=== EXERCISE OBJECTIVE ===
Could you restate the entries below word for word and leave the images out?

Items from an interface collection
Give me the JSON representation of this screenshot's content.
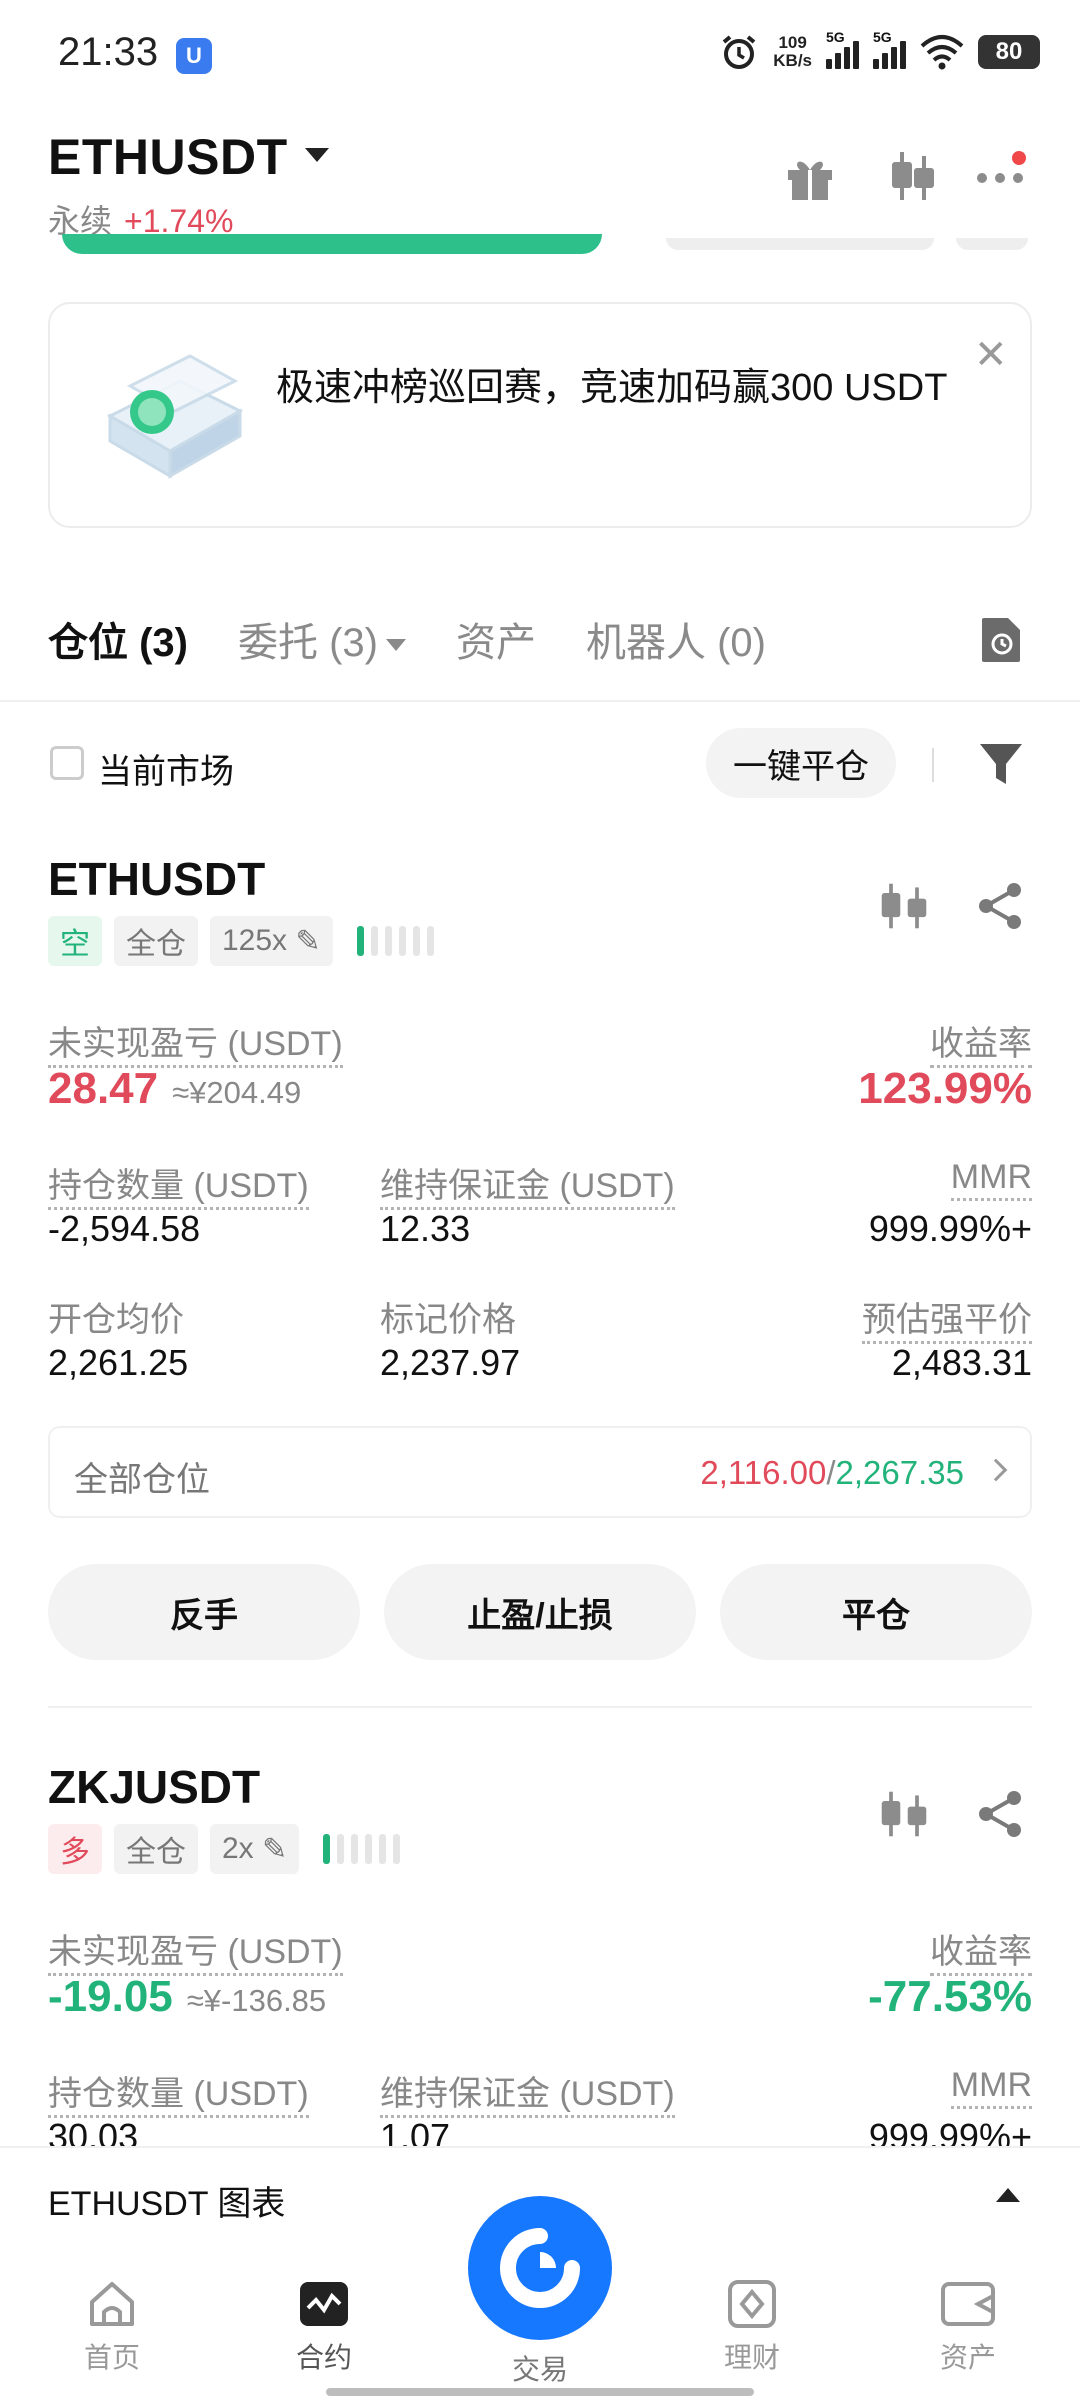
{
  "status_bar": {
    "time": "21:33",
    "app_badge": "U",
    "speed_value": "109",
    "speed_unit": "KB/s",
    "signal1": "5G",
    "signal2": "5G",
    "battery": "80"
  },
  "header": {
    "pair": "ETHUSDT",
    "type_label": "永续",
    "change": "+1.74%"
  },
  "banner": {
    "text": "极速冲榜巡回赛，竞速加码赢300 USDT"
  },
  "tabs": [
    {
      "label": "仓位 (3)"
    },
    {
      "label": "委托 (3)"
    },
    {
      "label": "资产"
    },
    {
      "label": "机器人 (0)"
    }
  ],
  "filter": {
    "current_market_label": "当前市场",
    "close_all_label": "一键平仓"
  },
  "positions": [
    {
      "symbol": "ETHUSDT",
      "side": "空",
      "margin_mode": "全仓",
      "leverage": "125x",
      "unrealized_label": "未实现盈亏 (USDT)",
      "unrealized_value": "28.47",
      "unrealized_cny": "≈¥204.49",
      "roi_label": "收益率",
      "roi_value": "123.99%",
      "size_label": "持仓数量 (USDT)",
      "size_value": "-2,594.58",
      "maint_label": "维持保证金 (USDT)",
      "maint_value": "12.33",
      "mmr_label": "MMR",
      "mmr_value": "999.99%+",
      "entry_label": "开仓均价",
      "entry_value": "2,261.25",
      "mark_label": "标记价格",
      "mark_value": "2,237.97",
      "liq_label": "预估强平价",
      "liq_value": "2,483.31",
      "all_positions_label": "全部仓位",
      "all_positions_red": "2,116.00",
      "all_positions_sep": "/",
      "all_positions_green": "2,267.35",
      "btn_reverse": "反手",
      "btn_tpsl": "止盈/止损",
      "btn_close": "平仓"
    },
    {
      "symbol": "ZKJUSDT",
      "side": "多",
      "margin_mode": "全仓",
      "leverage": "2x",
      "unrealized_label": "未实现盈亏 (USDT)",
      "unrealized_value": "-19.05",
      "unrealized_cny": "≈¥-136.85",
      "roi_label": "收益率",
      "roi_value": "-77.53%",
      "size_label": "持仓数量 (USDT)",
      "size_value": "30.03",
      "maint_label": "维持保证金 (USDT)",
      "maint_value": "1.07",
      "mmr_label": "MMR",
      "mmr_value": "999.99%+"
    }
  ],
  "chart_bar": {
    "label": "ETHUSDT 图表"
  },
  "bottom_nav": [
    {
      "label": "首页"
    },
    {
      "label": "合约"
    },
    {
      "label": "交易"
    },
    {
      "label": "理财"
    },
    {
      "label": "资产"
    }
  ],
  "colors": {
    "up_green": "#22b37a",
    "down_red": "#e14a5a",
    "liq_orange": "#f0903c",
    "brand_blue": "#1677ff"
  }
}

=== SOLUTION TO THIS PROBLEM ===
Give me the JSON representation of this screenshot's content.
{
  "status_bar": {
    "time": "21:33",
    "app_badge": "U",
    "speed_value": "109",
    "speed_unit": "KB/s",
    "signal1": "5G",
    "signal2": "5G",
    "battery": "80"
  },
  "header": {
    "pair": "ETHUSDT",
    "type_label": "永续",
    "change": "+1.74%"
  },
  "banner": {
    "text": "极速冲榜巡回赛，竞速加码赢300 USDT"
  },
  "tabs": [
    {
      "label": "仓位 (3)"
    },
    {
      "label": "委托 (3)"
    },
    {
      "label": "资产"
    },
    {
      "label": "机器人 (0)"
    }
  ],
  "filter": {
    "current_market_label": "当前市场",
    "close_all_label": "一键平仓"
  },
  "positions": [
    {
      "symbol": "ETHUSDT",
      "side": "空",
      "margin_mode": "全仓",
      "leverage": "125x",
      "unrealized_label": "未实现盈亏 (USDT)",
      "unrealized_value": "28.47",
      "unrealized_cny": "≈¥204.49",
      "roi_label": "收益率",
      "roi_value": "123.99%",
      "size_label": "持仓数量 (USDT)",
      "size_value": "-2,594.58",
      "maint_label": "维持保证金 (USDT)",
      "maint_value": "12.33",
      "mmr_label": "MMR",
      "mmr_value": "999.99%+",
      "entry_label": "开仓均价",
      "entry_value": "2,261.25",
      "mark_label": "标记价格",
      "mark_value": "2,237.97",
      "liq_label": "预估强平价",
      "liq_value": "2,483.31",
      "all_positions_label": "全部仓位",
      "all_positions_red": "2,116.00",
      "all_positions_sep": "/",
      "all_positions_green": "2,267.35",
      "btn_reverse": "反手",
      "btn_tpsl": "止盈/止损",
      "btn_close": "平仓"
    },
    {
      "symbol": "ZKJUSDT",
      "side": "多",
      "margin_mode": "全仓",
      "leverage": "2x",
      "unrealized_label": "未实现盈亏 (USDT)",
      "unrealized_value": "-19.05",
      "unrealized_cny": "≈¥-136.85",
      "roi_label": "收益率",
      "roi_value": "-77.53%",
      "size_label": "持仓数量 (USDT)",
      "size_value": "30.03",
      "maint_label": "维持保证金 (USDT)",
      "maint_value": "1.07",
      "mmr_label": "MMR",
      "mmr_value": "999.99%+"
    }
  ],
  "chart_bar": {
    "label": "ETHUSDT 图表"
  },
  "bottom_nav": [
    {
      "label": "首页"
    },
    {
      "label": "合约"
    },
    {
      "label": "交易"
    },
    {
      "label": "理财"
    },
    {
      "label": "资产"
    }
  ],
  "colors": {
    "up_green": "#22b37a",
    "down_red": "#e14a5a",
    "liq_orange": "#f0903c",
    "brand_blue": "#1677ff"
  }
}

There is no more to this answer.